Place of publication: Norfolk, VA
The port of Norfolk--established in 1680 at the mouth of the Chesapeake Bay and at the confluence of the Elizabeth and James Rivers--quickly became a major commercial and military center. As such, during the Civil War, the strategically critical city was soon occupied by Union forces. Thereafter, under martial law, Norfolk was significantly affected by the presence of the Federal navy and army as well as by the steady influx of Northern businessmen, former slaves, and refugees. Established soon after the war ended, the Norfolk Post not surprisingly reflected many of the changes wrought by the conflict.
Published by E. M. Brown and edited by John Clark, the four-page paper appeared daily, except Sundays, with subscriptions available at three dollars per one hundred issues, or ten dollars per year. A typical issue included local and national news as well as poetry and short fiction--and a vibrant editorial viewpoint.

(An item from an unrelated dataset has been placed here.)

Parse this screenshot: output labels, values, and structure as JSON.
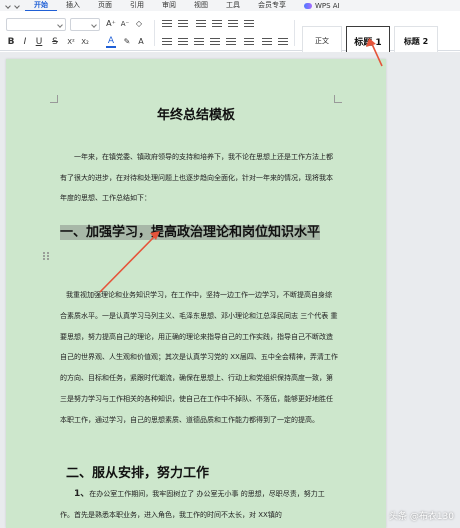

In its first issue of June 22, 1865, the Norfolk Post carefully identified itself as politically independent. And yet, each issue in truth presented a decidedly distinct perspective, one that embraced a more diverse city, including its African American constituency. The paper, for example, vigorously supported President Andrew Johnson's reconstruction efforts and especially saw itself as an "aid in bringing about the 'era of good feeling' among the great sections of the nation," all the better to help "re-establish . . . the Old Union." Editorial discussions frequently confronted the economic and social issues facing the South--and especially those facing Norfolk. Beginning with its earliest issues, the Norfolk Post reported on news of relevance to its African American readers, particularly coverage of the proceedings of the Convention of Colored Virginians held in Alexandria, Virginia, in August 1865.
The Norfolk Post did not, however, fare well. In less than a year it was gone, perhaps a victim of its political content and more likely of stiff competition. The Norfolk Virginian, for one, founded in November 1865, was already far more politically connected; its editor, for example, would later be elected governor. The final issue of the Norfolk Post appeared on April 5, 1866, and included a brief parting, informing its readers that with its sale that day's issue marked "the disappearance of the paper. . . . Peace on earth and good will among men. So be it."